I know I am not the only professional archaeologist that deals with members of the public that are curious about archaeology. I encourage questions and interest from people that are genuinely so. Tons of non-professional archaeologists contribute to our understanding of the past through advocacy, volunteer work, fundraising, and good ol’ moral support. Avocational and amateur archaeology groups across the country work side by side with professional archaeologists and organizations. These are great relationships and interactions I enjoy.
One part of my job that I would rather not have to deal with is illegal digging and collecting. I know wishing it away won’t make it go away. I know that education and outreach is the right path to understanding and appreciation. However, there are those individuals that test my patience. We have all met them. These are what I call professional looters. They are not interested in learning about the people that lived in the past. They are not interested in preserving the archaeological record and the knowledge of it for future generations. They are not interested in sharing knowledge. These individuals are interested in “my point is older/bigger/more complete/more rare (fill in the blank) than yours” and “how much is it worth.” These individuals steal from our shared history for the benefit of themselves. I do not like this group of individuals.
I was fortunate this field season to not be inundated with these types of people at our field site. My luck ran out on the afternoon of the last day of actual fieldwork.

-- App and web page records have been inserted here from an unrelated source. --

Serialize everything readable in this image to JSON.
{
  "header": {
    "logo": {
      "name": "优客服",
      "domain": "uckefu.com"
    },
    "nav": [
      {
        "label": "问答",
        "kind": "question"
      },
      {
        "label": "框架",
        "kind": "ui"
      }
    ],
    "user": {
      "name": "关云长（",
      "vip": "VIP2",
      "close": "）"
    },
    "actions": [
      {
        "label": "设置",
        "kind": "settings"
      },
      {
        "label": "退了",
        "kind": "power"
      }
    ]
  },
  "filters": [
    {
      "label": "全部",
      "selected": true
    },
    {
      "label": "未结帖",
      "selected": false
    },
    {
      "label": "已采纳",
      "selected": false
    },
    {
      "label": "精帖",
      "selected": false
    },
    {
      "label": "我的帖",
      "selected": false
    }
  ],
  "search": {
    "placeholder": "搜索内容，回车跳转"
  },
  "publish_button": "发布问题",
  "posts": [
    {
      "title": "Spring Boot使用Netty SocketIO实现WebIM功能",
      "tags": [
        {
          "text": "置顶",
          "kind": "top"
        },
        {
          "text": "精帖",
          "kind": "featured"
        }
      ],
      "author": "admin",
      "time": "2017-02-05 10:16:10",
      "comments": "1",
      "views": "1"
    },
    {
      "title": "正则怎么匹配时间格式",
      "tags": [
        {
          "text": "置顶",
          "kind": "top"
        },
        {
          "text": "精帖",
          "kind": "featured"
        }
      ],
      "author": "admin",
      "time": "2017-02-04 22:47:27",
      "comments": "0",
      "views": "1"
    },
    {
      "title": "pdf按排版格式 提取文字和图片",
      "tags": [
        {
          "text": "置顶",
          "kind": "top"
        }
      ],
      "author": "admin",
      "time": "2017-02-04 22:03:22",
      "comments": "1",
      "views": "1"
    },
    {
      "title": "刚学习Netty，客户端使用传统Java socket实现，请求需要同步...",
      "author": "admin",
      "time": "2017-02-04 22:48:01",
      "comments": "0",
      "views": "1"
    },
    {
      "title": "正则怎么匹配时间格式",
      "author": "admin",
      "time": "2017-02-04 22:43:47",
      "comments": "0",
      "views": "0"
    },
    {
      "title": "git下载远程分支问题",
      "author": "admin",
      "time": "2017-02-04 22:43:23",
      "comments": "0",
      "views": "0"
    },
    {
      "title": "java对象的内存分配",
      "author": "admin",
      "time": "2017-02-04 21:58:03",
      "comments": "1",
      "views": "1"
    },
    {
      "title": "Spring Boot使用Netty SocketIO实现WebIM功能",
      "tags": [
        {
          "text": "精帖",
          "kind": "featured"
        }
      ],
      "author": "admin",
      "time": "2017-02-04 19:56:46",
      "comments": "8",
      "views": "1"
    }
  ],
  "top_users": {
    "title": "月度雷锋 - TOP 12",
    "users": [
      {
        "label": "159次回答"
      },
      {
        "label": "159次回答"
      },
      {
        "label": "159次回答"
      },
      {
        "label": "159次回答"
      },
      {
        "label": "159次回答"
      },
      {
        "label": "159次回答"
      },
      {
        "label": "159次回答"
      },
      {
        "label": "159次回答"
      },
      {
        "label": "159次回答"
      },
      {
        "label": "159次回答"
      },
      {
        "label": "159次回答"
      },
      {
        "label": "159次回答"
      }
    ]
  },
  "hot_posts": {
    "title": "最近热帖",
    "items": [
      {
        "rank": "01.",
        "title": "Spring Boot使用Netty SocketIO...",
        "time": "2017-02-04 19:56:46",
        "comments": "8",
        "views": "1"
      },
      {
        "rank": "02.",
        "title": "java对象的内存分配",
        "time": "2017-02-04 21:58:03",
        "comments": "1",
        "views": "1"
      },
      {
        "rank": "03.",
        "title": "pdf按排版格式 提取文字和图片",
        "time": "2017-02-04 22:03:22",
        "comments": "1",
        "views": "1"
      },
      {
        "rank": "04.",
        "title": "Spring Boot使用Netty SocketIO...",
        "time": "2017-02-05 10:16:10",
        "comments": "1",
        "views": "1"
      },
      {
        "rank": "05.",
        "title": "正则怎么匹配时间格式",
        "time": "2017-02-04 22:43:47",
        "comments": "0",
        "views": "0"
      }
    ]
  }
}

The encounter was typical as far as talking with looters, yet also very strange. What follows is my “open letter” to the individual I met that day.